Start of Block
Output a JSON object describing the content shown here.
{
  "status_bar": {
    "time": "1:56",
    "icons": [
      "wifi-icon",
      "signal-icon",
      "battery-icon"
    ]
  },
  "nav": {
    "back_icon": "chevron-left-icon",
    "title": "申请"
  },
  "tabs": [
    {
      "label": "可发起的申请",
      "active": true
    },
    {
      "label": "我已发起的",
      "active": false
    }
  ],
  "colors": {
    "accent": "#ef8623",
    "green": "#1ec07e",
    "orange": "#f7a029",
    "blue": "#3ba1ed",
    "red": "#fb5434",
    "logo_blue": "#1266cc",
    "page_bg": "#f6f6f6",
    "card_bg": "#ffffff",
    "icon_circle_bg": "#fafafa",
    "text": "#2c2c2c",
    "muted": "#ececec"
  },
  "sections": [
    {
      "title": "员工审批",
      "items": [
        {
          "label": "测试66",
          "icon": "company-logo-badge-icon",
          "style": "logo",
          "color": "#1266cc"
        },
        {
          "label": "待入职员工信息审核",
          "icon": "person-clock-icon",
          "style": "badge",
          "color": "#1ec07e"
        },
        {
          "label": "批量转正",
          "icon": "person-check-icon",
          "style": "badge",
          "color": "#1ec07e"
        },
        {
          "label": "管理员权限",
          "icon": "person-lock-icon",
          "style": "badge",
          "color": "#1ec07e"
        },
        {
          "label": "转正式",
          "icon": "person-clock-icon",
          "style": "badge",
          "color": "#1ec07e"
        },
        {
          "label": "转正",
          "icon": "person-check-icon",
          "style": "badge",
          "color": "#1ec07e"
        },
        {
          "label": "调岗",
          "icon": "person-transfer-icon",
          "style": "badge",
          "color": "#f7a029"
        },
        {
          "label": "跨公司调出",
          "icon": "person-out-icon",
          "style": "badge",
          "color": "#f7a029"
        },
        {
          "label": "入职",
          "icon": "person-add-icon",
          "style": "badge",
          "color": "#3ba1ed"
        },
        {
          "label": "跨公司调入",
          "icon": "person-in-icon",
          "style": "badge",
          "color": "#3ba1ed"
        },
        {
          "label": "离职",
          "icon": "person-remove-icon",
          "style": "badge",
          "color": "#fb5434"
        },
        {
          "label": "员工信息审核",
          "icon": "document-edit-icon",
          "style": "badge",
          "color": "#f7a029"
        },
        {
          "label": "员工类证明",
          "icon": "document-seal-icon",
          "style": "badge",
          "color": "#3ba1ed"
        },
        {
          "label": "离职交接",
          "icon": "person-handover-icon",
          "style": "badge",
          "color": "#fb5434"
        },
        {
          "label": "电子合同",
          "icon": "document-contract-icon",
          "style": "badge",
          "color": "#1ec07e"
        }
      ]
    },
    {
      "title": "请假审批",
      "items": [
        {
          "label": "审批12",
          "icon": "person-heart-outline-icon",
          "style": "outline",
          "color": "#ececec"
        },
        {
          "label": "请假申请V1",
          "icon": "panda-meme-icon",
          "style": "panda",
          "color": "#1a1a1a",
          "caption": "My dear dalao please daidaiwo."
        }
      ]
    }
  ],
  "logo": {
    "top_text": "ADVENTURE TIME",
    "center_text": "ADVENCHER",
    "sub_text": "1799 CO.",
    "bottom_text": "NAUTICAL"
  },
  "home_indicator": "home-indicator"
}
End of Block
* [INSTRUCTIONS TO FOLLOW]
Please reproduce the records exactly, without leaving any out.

* [WRITTEN ANSWER]
Output a JSON object describing the content shown here.
{
  "status_bar": {
    "time": "1:56",
    "icons": [
      "wifi-icon",
      "signal-icon",
      "battery-icon"
    ]
  },
  "nav": {
    "back_icon": "chevron-left-icon",
    "title": "申请"
  },
  "tabs": [
    {
      "label": "可发起的申请",
      "active": true
    },
    {
      "label": "我已发起的",
      "active": false
    }
  ],
  "colors": {
    "accent": "#ef8623",
    "green": "#1ec07e",
    "orange": "#f7a029",
    "blue": "#3ba1ed",
    "red": "#fb5434",
    "logo_blue": "#1266cc",
    "page_bg": "#f6f6f6",
    "card_bg": "#ffffff",
    "icon_circle_bg": "#fafafa",
    "text": "#2c2c2c",
    "muted": "#ececec"
  },
  "sections": [
    {
      "title": "员工审批",
      "items": [
        {
          "label": "测试66",
          "icon": "company-logo-badge-icon",
          "style": "logo",
          "color": "#1266cc"
        },
        {
          "label": "待入职员工信息审核",
          "icon": "person-clock-icon",
          "style": "badge",
          "color": "#1ec07e"
        },
        {
          "label": "批量转正",
          "icon": "person-check-icon",
          "style": "badge",
          "color": "#1ec07e"
        },
        {
          "label": "管理员权限",
          "icon": "person-lock-icon",
          "style": "badge",
          "color": "#1ec07e"
        },
        {
          "label": "转正式",
          "icon": "person-clock-icon",
          "style": "badge",
          "color": "#1ec07e"
        },
        {
          "label": "转正",
          "icon": "person-check-icon",
          "style": "badge",
          "color": "#1ec07e"
        },
        {
          "label": "调岗",
          "icon": "person-transfer-icon",
          "style": "badge",
          "color": "#f7a029"
        },
        {
          "label": "跨公司调出",
          "icon": "person-out-icon",
          "style": "badge",
          "color": "#f7a029"
        },
        {
          "label": "入职",
          "icon": "person-add-icon",
          "style": "badge",
          "color": "#3ba1ed"
        },
        {
          "label": "跨公司调入",
          "icon": "person-in-icon",
          "style": "badge",
          "color": "#3ba1ed"
        },
        {
          "label": "离职",
          "icon": "person-remove-icon",
          "style": "badge",
          "color": "#fb5434"
        },
        {
          "label": "员工信息审核",
          "icon": "document-edit-icon",
          "style": "badge",
          "color": "#f7a029"
        },
        {
          "label": "员工类证明",
          "icon": "document-seal-icon",
          "style": "badge",
          "color": "#3ba1ed"
        },
        {
          "label": "离职交接",
          "icon": "person-handover-icon",
          "style": "badge",
          "color": "#fb5434"
        },
        {
          "label": "电子合同",
          "icon": "document-contract-icon",
          "style": "badge",
          "color": "#1ec07e"
        }
      ]
    },
    {
      "title": "请假审批",
      "items": [
        {
          "label": "审批12",
          "icon": "person-heart-outline-icon",
          "style": "outline",
          "color": "#ececec"
        },
        {
          "label": "请假申请V1",
          "icon": "panda-meme-icon",
          "style": "panda",
          "color": "#1a1a1a",
          "caption": "My dear dalao please daidaiwo."
        }
      ]
    }
  ],
  "logo": {
    "top_text": "ADVENTURE TIME",
    "center_text": "ADVENCHER",
    "sub_text": "1799 CO.",
    "bottom_text": "NAUTICAL"
  },
  "home_indicator": "home-indicator"
}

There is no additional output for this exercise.